Stored dataset items:
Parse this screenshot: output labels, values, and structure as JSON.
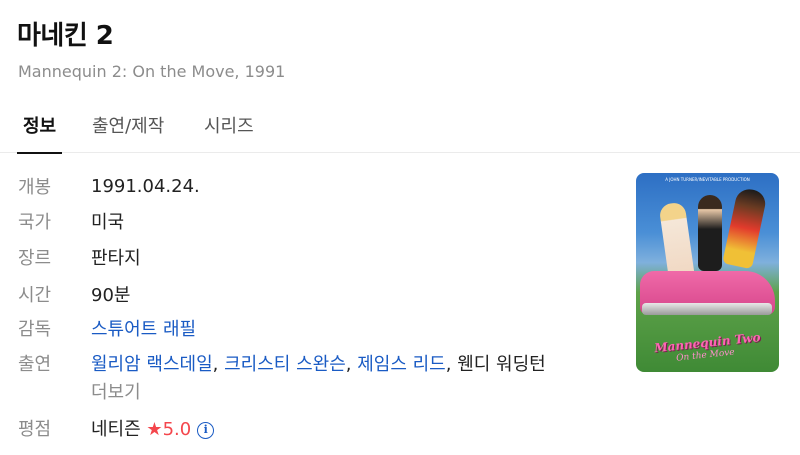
{
  "movie": {
    "title": "마네킨 2",
    "subtitle": "Mannequin 2: On the Move, 1991"
  },
  "tabs": [
    {
      "label": "정보",
      "active": true
    },
    {
      "label": "출연/제작",
      "active": false
    },
    {
      "label": "시리즈",
      "active": false
    }
  ],
  "info": {
    "release": {
      "label": "개봉",
      "value": "1991.04.24."
    },
    "country": {
      "label": "국가",
      "value": "미국"
    },
    "genre": {
      "label": "장르",
      "value": "판타지"
    },
    "runtime": {
      "label": "시간",
      "value": "90분"
    },
    "director": {
      "label": "감독",
      "value": "스튜어트 래필"
    },
    "cast": {
      "label": "출연",
      "names": [
        "윌리암 랙스데일",
        "크리스티 스완슨",
        "제임스 리드",
        "웬디 워딩턴"
      ],
      "separator": ", ",
      "more": "더보기"
    },
    "rating": {
      "label": "평점",
      "source": "네티즌",
      "star": "★",
      "score": "5.0",
      "info_glyph": "i"
    }
  },
  "poster": {
    "tagline": "A JOHN TURNER/INEVITABLE PRODUCTION",
    "logo_line1": "Mannequin Two",
    "logo_line2": "On the Move"
  },
  "colors": {
    "link": "#1a5bc4",
    "rating": "#f4464c",
    "label": "#8c8c8c"
  }
}
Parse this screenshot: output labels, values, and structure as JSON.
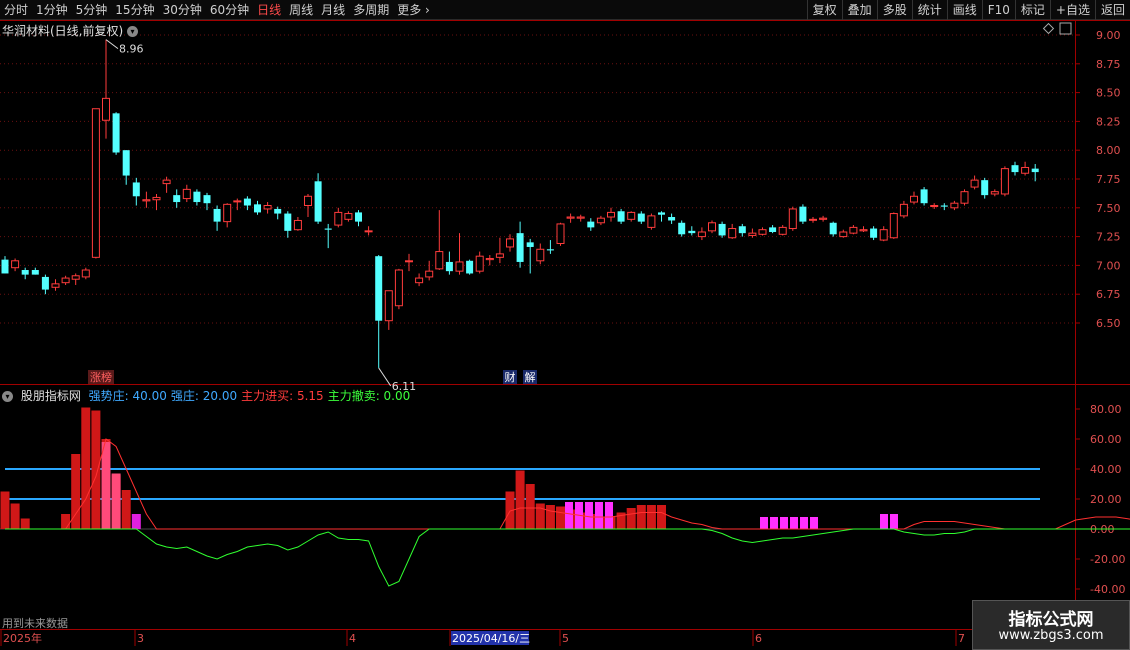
{
  "toolbar": {
    "periods": [
      "分时",
      "1分钟",
      "5分钟",
      "15分钟",
      "30分钟",
      "60分钟",
      "日线",
      "周线",
      "月线",
      "多周期",
      "更多"
    ],
    "active_period": "日线",
    "tools": [
      "复权",
      "叠加",
      "多股",
      "统计",
      "画线",
      "F10",
      "标记",
      "+自选",
      "返回"
    ]
  },
  "main_chart": {
    "title": "华润材料(日线,前复权)",
    "price_axis_ticks": [
      "9.00",
      "8.75",
      "8.50",
      "8.25",
      "8.00",
      "7.75",
      "7.50",
      "7.25",
      "7.00",
      "6.75",
      "6.50"
    ],
    "high_marker": "8.96",
    "low_marker": "6.11",
    "event_tags": [
      "涨榜",
      "财",
      "解"
    ],
    "colors": {
      "up": "#ff3c3c",
      "down": "#54ffff",
      "grid": "#7a1a1a",
      "axis": "#a00000"
    }
  },
  "indicator": {
    "name": "股朋指标网",
    "params": [
      {
        "label": "强势庄:",
        "value": "40.00",
        "color": "#3fa9ff"
      },
      {
        "label": "强庄:",
        "value": "20.00",
        "color": "#3fa9ff"
      },
      {
        "label": "主力进买:",
        "value": "5.15",
        "color": "#ff3c3c"
      },
      {
        "label": "主力撤卖:",
        "value": "0.00",
        "color": "#3cff3c"
      }
    ],
    "axis_ticks": [
      "80.00",
      "60.00",
      "40.00",
      "20.00",
      "0.00",
      "-20.00",
      "-40.00"
    ],
    "future_note": "用到未来数据"
  },
  "time_axis": {
    "labels": [
      "2025年",
      "3",
      "4",
      "2025/04/16/三",
      "5",
      "6",
      "7"
    ]
  },
  "watermark": {
    "title": "指标公式网",
    "url": "www.zbgs3.com"
  },
  "chart_data": {
    "type": "candlestick",
    "candles": [
      [
        7.05,
        6.93,
        7.08,
        6.93
      ],
      [
        6.98,
        7.04,
        7.06,
        6.95
      ],
      [
        6.96,
        6.92,
        6.98,
        6.88
      ],
      [
        6.96,
        6.92,
        6.98,
        6.92
      ],
      [
        6.9,
        6.79,
        6.92,
        6.75
      ],
      [
        6.81,
        6.84,
        6.88,
        6.78
      ],
      [
        6.85,
        6.89,
        6.91,
        6.83
      ],
      [
        6.88,
        6.91,
        6.93,
        6.83
      ],
      [
        6.9,
        6.96,
        6.98,
        6.88
      ],
      [
        7.07,
        8.36,
        8.36,
        7.06
      ],
      [
        8.26,
        8.45,
        8.96,
        8.1
      ],
      [
        8.32,
        7.98,
        8.33,
        7.96
      ],
      [
        8.0,
        7.78,
        8.0,
        7.7
      ],
      [
        7.72,
        7.6,
        7.76,
        7.52
      ],
      [
        7.56,
        7.57,
        7.64,
        7.5
      ],
      [
        7.57,
        7.59,
        7.62,
        7.48
      ],
      [
        7.71,
        7.74,
        7.77,
        7.63
      ],
      [
        7.61,
        7.55,
        7.66,
        7.5
      ],
      [
        7.58,
        7.66,
        7.7,
        7.55
      ],
      [
        7.64,
        7.55,
        7.66,
        7.52
      ],
      [
        7.61,
        7.54,
        7.63,
        7.48
      ],
      [
        7.49,
        7.38,
        7.52,
        7.3
      ],
      [
        7.38,
        7.53,
        7.54,
        7.33
      ],
      [
        7.56,
        7.56,
        7.58,
        7.48
      ],
      [
        7.58,
        7.52,
        7.6,
        7.48
      ],
      [
        7.53,
        7.46,
        7.56,
        7.44
      ],
      [
        7.49,
        7.52,
        7.55,
        7.45
      ],
      [
        7.49,
        7.45,
        7.51,
        7.4
      ],
      [
        7.45,
        7.3,
        7.47,
        7.24
      ],
      [
        7.31,
        7.39,
        7.42,
        7.3
      ],
      [
        7.52,
        7.6,
        7.62,
        7.42
      ],
      [
        7.73,
        7.38,
        7.8,
        7.36
      ],
      [
        7.32,
        7.31,
        7.36,
        7.15
      ],
      [
        7.35,
        7.46,
        7.5,
        7.33
      ],
      [
        7.4,
        7.45,
        7.47,
        7.38
      ],
      [
        7.46,
        7.38,
        7.48,
        7.34
      ],
      [
        7.3,
        7.3,
        7.34,
        7.26
      ],
      [
        7.08,
        6.52,
        7.09,
        6.11
      ],
      [
        6.52,
        6.78,
        6.78,
        6.44
      ],
      [
        6.65,
        6.96,
        6.97,
        6.62
      ],
      [
        7.04,
        7.04,
        7.1,
        6.95
      ],
      [
        6.85,
        6.89,
        6.93,
        6.82
      ],
      [
        6.9,
        6.95,
        7.04,
        6.87
      ],
      [
        6.97,
        7.12,
        7.48,
        6.96
      ],
      [
        7.03,
        6.95,
        7.12,
        6.92
      ],
      [
        6.95,
        7.03,
        7.28,
        6.92
      ],
      [
        7.04,
        6.93,
        7.05,
        6.92
      ],
      [
        6.95,
        7.08,
        7.12,
        6.93
      ],
      [
        7.05,
        7.06,
        7.09,
        7.0
      ],
      [
        7.07,
        7.1,
        7.24,
        7.02
      ],
      [
        7.16,
        7.23,
        7.27,
        7.12
      ],
      [
        7.28,
        7.03,
        7.38,
        6.98
      ],
      [
        7.2,
        7.16,
        7.23,
        6.93
      ],
      [
        7.04,
        7.14,
        7.19,
        7.01
      ],
      [
        7.14,
        7.13,
        7.22,
        7.1
      ],
      [
        7.19,
        7.36,
        7.37,
        7.17
      ],
      [
        7.41,
        7.42,
        7.45,
        7.37
      ],
      [
        7.41,
        7.42,
        7.44,
        7.38
      ],
      [
        7.38,
        7.33,
        7.41,
        7.3
      ],
      [
        7.37,
        7.41,
        7.43,
        7.35
      ],
      [
        7.42,
        7.46,
        7.5,
        7.38
      ],
      [
        7.47,
        7.38,
        7.49,
        7.36
      ],
      [
        7.4,
        7.46,
        7.47,
        7.38
      ],
      [
        7.45,
        7.38,
        7.47,
        7.36
      ],
      [
        7.33,
        7.43,
        7.45,
        7.31
      ],
      [
        7.46,
        7.44,
        7.47,
        7.38
      ],
      [
        7.42,
        7.39,
        7.45,
        7.36
      ],
      [
        7.37,
        7.27,
        7.39,
        7.25
      ],
      [
        7.3,
        7.28,
        7.34,
        7.26
      ],
      [
        7.25,
        7.29,
        7.33,
        7.22
      ],
      [
        7.3,
        7.37,
        7.39,
        7.28
      ],
      [
        7.36,
        7.26,
        7.38,
        7.24
      ],
      [
        7.24,
        7.32,
        7.36,
        7.23
      ],
      [
        7.34,
        7.28,
        7.36,
        7.25
      ],
      [
        7.26,
        7.28,
        7.32,
        7.24
      ],
      [
        7.27,
        7.31,
        7.33,
        7.26
      ],
      [
        7.33,
        7.29,
        7.35,
        7.28
      ],
      [
        7.27,
        7.33,
        7.35,
        7.26
      ],
      [
        7.32,
        7.49,
        7.51,
        7.3
      ],
      [
        7.51,
        7.38,
        7.53,
        7.36
      ],
      [
        7.4,
        7.4,
        7.42,
        7.37
      ],
      [
        7.4,
        7.41,
        7.43,
        7.38
      ],
      [
        7.37,
        7.27,
        7.38,
        7.25
      ],
      [
        7.25,
        7.29,
        7.31,
        7.24
      ],
      [
        7.28,
        7.33,
        7.35,
        7.27
      ],
      [
        7.3,
        7.31,
        7.34,
        7.29
      ],
      [
        7.32,
        7.24,
        7.34,
        7.22
      ],
      [
        7.22,
        7.31,
        7.34,
        7.21
      ],
      [
        7.24,
        7.45,
        7.46,
        7.23
      ],
      [
        7.43,
        7.53,
        7.56,
        7.41
      ],
      [
        7.55,
        7.6,
        7.64,
        7.53
      ],
      [
        7.66,
        7.54,
        7.68,
        7.52
      ],
      [
        7.52,
        7.52,
        7.54,
        7.49
      ],
      [
        7.52,
        7.51,
        7.54,
        7.48
      ],
      [
        7.5,
        7.54,
        7.56,
        7.48
      ],
      [
        7.54,
        7.64,
        7.66,
        7.52
      ],
      [
        7.68,
        7.74,
        7.78,
        7.66
      ],
      [
        7.74,
        7.61,
        7.76,
        7.58
      ],
      [
        7.62,
        7.64,
        7.66,
        7.6
      ],
      [
        7.62,
        7.84,
        7.86,
        7.6
      ],
      [
        7.87,
        7.81,
        7.9,
        7.78
      ],
      [
        7.8,
        7.85,
        7.9,
        7.78
      ],
      [
        7.84,
        7.81,
        7.88,
        7.73
      ]
    ],
    "indicator_bars": {
      "red": [
        25,
        17,
        7,
        0,
        0,
        0,
        10,
        50,
        81,
        79,
        60,
        36,
        26,
        0,
        0,
        0,
        0,
        0,
        0,
        0,
        0,
        0,
        0,
        0,
        0,
        0,
        0,
        0,
        0,
        0,
        0,
        0,
        0,
        0,
        0,
        0,
        0,
        0,
        0,
        0,
        0,
        0,
        0,
        0,
        0,
        0,
        0,
        0,
        0,
        0,
        25,
        39,
        30,
        17,
        16,
        15,
        13,
        11,
        10,
        8,
        8,
        11,
        14,
        16,
        16,
        16,
        0,
        0,
        0,
        0,
        0,
        0,
        0,
        0,
        0,
        0,
        0,
        0,
        0,
        0,
        0,
        0,
        0,
        0,
        0,
        0,
        0,
        0,
        0,
        0,
        0,
        0,
        0,
        0,
        0,
        0,
        0,
        0,
        0,
        0,
        0,
        0,
        0,
        0,
        0,
        0,
        0,
        0,
        0,
        0,
        0,
        0,
        0,
        0,
        0,
        0,
        0,
        0,
        0,
        0,
        0,
        0,
        0,
        0,
        0,
        0
      ],
      "pink": [
        0,
        0,
        0,
        0,
        0,
        0,
        0,
        0,
        0,
        0,
        58,
        37,
        0,
        0,
        0,
        0,
        0,
        0,
        0,
        0,
        0,
        0,
        0,
        0,
        0,
        0,
        0,
        0,
        0,
        0,
        0,
        0,
        0,
        0,
        0,
        0,
        0,
        0,
        0,
        0,
        0,
        0,
        0,
        0,
        0,
        0,
        0,
        0,
        0,
        0,
        0,
        0,
        0,
        0,
        0,
        0,
        0,
        0,
        0,
        0,
        0,
        0,
        0,
        0,
        0,
        0,
        0,
        0,
        0,
        0,
        0,
        0,
        0,
        0,
        0,
        0,
        0,
        0,
        0,
        0,
        0,
        0,
        0,
        0,
        0,
        0,
        0,
        0,
        0,
        0,
        0,
        0,
        0,
        0,
        0,
        0,
        0,
        0,
        0,
        0,
        0,
        0,
        0,
        0,
        0,
        0,
        0,
        0,
        0,
        0,
        0,
        0,
        0,
        0,
        0,
        0,
        0,
        0,
        0,
        0,
        0,
        0,
        0,
        0,
        0,
        0,
        0
      ],
      "magenta": [
        0,
        0,
        0,
        0,
        0,
        0,
        0,
        0,
        0,
        0,
        0,
        0,
        0,
        10,
        0,
        0,
        0,
        0,
        0,
        0,
        0,
        0,
        0,
        0,
        0,
        0,
        0,
        0,
        0,
        0,
        0,
        0,
        0,
        0,
        0,
        0,
        0,
        0,
        0,
        0,
        0,
        0,
        0,
        0,
        0,
        0,
        0,
        0,
        0,
        0,
        0,
        0,
        0,
        0,
        0,
        0,
        0,
        0,
        0,
        0,
        0,
        0,
        0,
        0,
        0,
        0,
        0,
        0,
        0,
        0,
        0,
        0,
        0,
        0,
        0,
        0,
        0,
        0,
        0,
        0,
        0,
        0,
        0,
        0,
        0,
        0,
        0,
        0,
        0,
        0,
        0,
        0,
        0,
        0,
        0,
        0,
        0,
        0,
        0,
        0,
        0,
        0,
        0,
        0,
        0,
        0,
        0,
        0,
        0,
        0,
        0,
        0,
        0,
        0,
        0,
        0,
        0,
        0,
        0,
        0,
        0,
        0,
        0,
        0,
        0,
        0,
        0
      ]
    },
    "indicator_series": {
      "red_line": [
        0,
        0,
        0,
        0,
        0,
        0,
        0,
        10,
        20,
        35,
        60,
        55,
        40,
        25,
        10,
        0,
        0,
        0,
        0,
        0,
        0,
        0,
        0,
        0,
        0,
        0,
        0,
        0,
        0,
        0,
        0,
        0,
        0,
        0,
        0,
        0,
        0,
        0,
        0,
        0,
        0,
        0,
        0,
        0,
        0,
        0,
        0,
        0,
        0,
        0,
        12,
        14,
        14,
        14,
        12,
        11,
        10,
        9,
        8,
        8,
        8,
        9,
        10,
        11,
        11,
        11,
        8,
        6,
        4,
        3,
        1,
        0,
        0,
        0,
        0,
        0,
        0,
        0,
        0,
        0,
        0,
        0,
        0,
        0,
        0,
        0,
        0,
        0,
        0,
        0,
        3,
        5,
        5,
        5,
        5,
        4,
        3,
        2,
        1,
        0,
        0,
        0,
        0,
        0,
        0,
        3,
        6,
        7,
        8,
        8,
        8,
        7,
        6,
        5,
        4,
        3,
        3,
        3,
        4,
        6,
        7,
        8,
        8,
        9,
        10
      ],
      "green_line": [
        0,
        0,
        0,
        0,
        0,
        0,
        0,
        0,
        0,
        0,
        0,
        0,
        0,
        0,
        -5,
        -10,
        -12,
        -13,
        -12,
        -15,
        -18,
        -20,
        -17,
        -15,
        -12,
        -11,
        -10,
        -11,
        -14,
        -12,
        -8,
        -4,
        -2,
        -6,
        -7,
        -7,
        -8,
        -25,
        -38,
        -35,
        -20,
        -5,
        0,
        0,
        0,
        0,
        0,
        0,
        0,
        0,
        0,
        0,
        0,
        0,
        0,
        0,
        0,
        0,
        0,
        0,
        0,
        0,
        0,
        0,
        0,
        0,
        0,
        0,
        0,
        0,
        -1,
        -3,
        -6,
        -8,
        -9,
        -8,
        -7,
        -6,
        -6,
        -5,
        -4,
        -3,
        -2,
        -1,
        0,
        0,
        0,
        0,
        0,
        -2,
        -3,
        -4,
        -4,
        -3,
        -3,
        -2,
        0,
        0,
        0,
        0,
        0,
        0,
        0,
        0,
        0,
        0,
        0,
        0,
        0,
        0,
        0,
        0,
        0,
        0,
        0,
        0,
        0,
        0,
        0,
        0,
        0
      ]
    },
    "reference_lines": [
      40,
      20
    ],
    "y_range_price": [
      6.11,
      8.96
    ],
    "y_range_indicator": [
      -40,
      80
    ]
  }
}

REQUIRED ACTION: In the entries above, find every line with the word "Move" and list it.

EXERCISE OUTPUT:
    "subtitle": "Mannequin 2: On the Move, 1991"
    "logo_line2": "On the Move"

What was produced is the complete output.